_How to complete this task_
Gather each line of the records where "التجديد" appears.

= = = = = = =

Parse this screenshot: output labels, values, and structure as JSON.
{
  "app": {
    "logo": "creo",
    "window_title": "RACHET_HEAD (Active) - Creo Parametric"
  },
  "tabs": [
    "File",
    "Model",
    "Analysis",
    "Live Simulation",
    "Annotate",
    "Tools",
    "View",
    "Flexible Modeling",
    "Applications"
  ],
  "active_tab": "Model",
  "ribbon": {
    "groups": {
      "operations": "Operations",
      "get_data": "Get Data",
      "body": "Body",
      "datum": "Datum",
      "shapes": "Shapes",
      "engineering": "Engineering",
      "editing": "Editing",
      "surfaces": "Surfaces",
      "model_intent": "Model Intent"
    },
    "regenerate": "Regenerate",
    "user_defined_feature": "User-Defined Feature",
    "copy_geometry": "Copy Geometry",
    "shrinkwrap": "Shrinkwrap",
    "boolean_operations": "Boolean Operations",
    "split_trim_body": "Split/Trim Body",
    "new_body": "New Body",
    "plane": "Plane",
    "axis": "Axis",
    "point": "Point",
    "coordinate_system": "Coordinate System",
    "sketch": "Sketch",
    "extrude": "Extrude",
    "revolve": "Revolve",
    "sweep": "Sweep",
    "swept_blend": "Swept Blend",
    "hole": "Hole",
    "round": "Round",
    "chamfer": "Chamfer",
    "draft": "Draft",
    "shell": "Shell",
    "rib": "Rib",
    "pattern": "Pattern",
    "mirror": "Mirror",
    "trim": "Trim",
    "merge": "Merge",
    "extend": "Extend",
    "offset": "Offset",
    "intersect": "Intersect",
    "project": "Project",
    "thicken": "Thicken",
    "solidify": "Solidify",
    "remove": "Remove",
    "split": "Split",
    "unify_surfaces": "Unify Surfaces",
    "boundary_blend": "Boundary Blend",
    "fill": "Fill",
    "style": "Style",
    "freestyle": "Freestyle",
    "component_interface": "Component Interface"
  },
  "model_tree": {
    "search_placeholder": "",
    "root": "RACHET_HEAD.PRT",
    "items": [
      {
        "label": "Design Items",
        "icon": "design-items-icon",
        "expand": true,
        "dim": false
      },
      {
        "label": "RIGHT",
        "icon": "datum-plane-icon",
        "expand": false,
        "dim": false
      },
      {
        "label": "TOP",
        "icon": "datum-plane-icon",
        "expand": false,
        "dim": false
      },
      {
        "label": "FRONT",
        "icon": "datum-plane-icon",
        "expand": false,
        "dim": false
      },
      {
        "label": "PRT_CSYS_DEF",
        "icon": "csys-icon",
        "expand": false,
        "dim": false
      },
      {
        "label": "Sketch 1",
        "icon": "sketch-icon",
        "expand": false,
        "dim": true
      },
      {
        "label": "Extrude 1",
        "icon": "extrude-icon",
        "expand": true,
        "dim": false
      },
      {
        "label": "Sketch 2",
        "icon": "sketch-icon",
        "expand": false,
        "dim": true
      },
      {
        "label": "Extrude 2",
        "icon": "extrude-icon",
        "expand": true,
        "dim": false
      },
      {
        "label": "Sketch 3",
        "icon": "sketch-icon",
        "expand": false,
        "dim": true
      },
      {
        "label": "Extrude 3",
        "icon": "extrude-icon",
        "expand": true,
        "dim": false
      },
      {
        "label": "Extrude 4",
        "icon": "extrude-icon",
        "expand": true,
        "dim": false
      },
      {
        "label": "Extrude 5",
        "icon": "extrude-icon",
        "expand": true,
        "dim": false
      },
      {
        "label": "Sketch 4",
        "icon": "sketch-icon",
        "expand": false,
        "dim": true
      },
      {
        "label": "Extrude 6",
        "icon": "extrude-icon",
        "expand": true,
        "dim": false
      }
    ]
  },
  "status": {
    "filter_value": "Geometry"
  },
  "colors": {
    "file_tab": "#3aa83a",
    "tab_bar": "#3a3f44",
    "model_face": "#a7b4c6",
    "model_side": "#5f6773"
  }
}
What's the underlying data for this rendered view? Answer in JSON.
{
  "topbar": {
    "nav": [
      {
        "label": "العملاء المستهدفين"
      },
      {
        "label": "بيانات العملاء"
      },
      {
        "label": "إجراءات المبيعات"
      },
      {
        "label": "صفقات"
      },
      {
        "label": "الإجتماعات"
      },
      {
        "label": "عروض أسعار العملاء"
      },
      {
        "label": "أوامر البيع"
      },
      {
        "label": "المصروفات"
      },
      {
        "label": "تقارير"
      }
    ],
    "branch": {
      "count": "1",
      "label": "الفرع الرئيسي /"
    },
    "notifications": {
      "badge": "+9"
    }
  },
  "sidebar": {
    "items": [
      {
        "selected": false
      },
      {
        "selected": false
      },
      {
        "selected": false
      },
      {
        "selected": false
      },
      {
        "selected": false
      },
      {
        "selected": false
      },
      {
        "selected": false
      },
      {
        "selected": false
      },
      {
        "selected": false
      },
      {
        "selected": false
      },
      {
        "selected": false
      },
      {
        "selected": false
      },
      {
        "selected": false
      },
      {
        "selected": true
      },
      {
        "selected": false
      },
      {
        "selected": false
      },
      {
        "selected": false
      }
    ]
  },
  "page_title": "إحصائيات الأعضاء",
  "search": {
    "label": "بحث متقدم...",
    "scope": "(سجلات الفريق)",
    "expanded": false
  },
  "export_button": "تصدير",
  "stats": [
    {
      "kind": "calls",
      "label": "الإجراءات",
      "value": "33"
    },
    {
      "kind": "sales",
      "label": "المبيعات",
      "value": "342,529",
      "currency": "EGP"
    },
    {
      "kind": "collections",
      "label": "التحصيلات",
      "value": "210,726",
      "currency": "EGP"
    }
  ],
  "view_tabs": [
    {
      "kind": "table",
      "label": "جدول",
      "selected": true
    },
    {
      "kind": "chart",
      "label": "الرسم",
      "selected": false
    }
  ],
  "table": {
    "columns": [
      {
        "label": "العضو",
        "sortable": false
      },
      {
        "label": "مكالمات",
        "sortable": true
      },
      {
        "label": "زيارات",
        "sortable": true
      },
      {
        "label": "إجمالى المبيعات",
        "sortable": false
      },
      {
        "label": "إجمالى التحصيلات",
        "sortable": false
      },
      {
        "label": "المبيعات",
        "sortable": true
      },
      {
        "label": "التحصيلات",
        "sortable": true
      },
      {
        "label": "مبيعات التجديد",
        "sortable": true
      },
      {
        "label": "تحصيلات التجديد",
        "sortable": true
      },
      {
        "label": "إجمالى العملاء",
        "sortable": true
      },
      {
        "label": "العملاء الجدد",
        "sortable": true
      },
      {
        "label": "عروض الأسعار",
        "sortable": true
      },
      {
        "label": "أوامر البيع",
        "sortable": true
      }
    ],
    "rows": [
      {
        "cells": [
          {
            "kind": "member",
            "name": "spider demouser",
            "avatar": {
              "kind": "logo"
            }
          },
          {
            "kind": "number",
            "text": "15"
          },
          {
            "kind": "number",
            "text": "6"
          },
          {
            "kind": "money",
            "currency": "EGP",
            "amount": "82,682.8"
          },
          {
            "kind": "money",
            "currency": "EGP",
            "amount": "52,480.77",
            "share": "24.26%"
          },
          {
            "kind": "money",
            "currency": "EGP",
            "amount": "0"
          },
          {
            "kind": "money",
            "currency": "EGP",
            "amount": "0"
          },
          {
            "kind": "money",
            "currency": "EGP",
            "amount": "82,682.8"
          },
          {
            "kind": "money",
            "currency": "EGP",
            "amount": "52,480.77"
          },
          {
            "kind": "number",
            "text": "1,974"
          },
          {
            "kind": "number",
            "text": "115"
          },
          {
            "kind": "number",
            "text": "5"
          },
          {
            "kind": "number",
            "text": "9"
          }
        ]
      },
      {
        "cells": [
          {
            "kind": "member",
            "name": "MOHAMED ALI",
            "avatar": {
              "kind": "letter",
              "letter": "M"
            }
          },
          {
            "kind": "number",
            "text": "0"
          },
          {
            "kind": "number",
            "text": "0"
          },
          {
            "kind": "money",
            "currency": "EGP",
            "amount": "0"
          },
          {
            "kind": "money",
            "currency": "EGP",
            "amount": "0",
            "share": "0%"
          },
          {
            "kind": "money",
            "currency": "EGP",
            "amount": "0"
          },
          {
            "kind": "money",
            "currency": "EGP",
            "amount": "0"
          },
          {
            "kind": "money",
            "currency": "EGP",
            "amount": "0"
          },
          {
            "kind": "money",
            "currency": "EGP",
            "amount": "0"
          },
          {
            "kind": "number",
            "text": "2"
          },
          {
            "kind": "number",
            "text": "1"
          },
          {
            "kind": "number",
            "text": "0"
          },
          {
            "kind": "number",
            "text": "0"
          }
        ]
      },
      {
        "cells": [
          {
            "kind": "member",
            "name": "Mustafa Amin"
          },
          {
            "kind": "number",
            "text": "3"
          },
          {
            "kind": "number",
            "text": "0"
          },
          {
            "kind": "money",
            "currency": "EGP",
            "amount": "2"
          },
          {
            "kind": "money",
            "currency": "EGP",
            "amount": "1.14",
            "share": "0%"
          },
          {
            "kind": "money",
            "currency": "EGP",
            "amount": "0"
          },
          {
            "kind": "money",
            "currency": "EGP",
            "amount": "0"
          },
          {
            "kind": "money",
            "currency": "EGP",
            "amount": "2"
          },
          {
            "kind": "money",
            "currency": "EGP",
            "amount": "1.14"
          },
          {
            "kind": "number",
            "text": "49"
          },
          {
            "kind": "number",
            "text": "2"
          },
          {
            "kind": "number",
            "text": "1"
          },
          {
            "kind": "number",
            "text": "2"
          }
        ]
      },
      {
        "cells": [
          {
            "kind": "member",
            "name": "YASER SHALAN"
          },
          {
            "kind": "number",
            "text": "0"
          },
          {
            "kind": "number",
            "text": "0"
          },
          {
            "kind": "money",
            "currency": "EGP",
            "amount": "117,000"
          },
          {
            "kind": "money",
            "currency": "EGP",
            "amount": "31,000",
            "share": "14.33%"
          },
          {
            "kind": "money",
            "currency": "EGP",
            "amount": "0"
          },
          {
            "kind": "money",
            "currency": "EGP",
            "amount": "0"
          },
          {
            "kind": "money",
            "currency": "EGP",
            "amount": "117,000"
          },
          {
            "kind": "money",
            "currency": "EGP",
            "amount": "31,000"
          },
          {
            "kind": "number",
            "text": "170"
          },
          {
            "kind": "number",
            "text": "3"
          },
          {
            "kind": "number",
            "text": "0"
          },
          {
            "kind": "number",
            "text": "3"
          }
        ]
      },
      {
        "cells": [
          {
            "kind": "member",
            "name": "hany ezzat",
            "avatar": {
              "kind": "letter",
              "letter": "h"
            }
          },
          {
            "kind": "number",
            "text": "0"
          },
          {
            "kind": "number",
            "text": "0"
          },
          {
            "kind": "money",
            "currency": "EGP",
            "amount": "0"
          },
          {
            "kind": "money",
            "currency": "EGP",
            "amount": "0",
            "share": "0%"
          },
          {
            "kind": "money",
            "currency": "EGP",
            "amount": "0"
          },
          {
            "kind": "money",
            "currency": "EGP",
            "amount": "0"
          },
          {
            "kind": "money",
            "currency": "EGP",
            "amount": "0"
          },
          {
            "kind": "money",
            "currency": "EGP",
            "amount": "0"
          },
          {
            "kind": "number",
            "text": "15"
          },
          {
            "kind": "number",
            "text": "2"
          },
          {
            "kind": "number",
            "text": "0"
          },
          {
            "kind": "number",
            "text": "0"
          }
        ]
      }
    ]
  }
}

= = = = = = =

_Answer for this exercise_
        "label": "مبيعات التجديد",
        "label": "تحصيلات التجديد",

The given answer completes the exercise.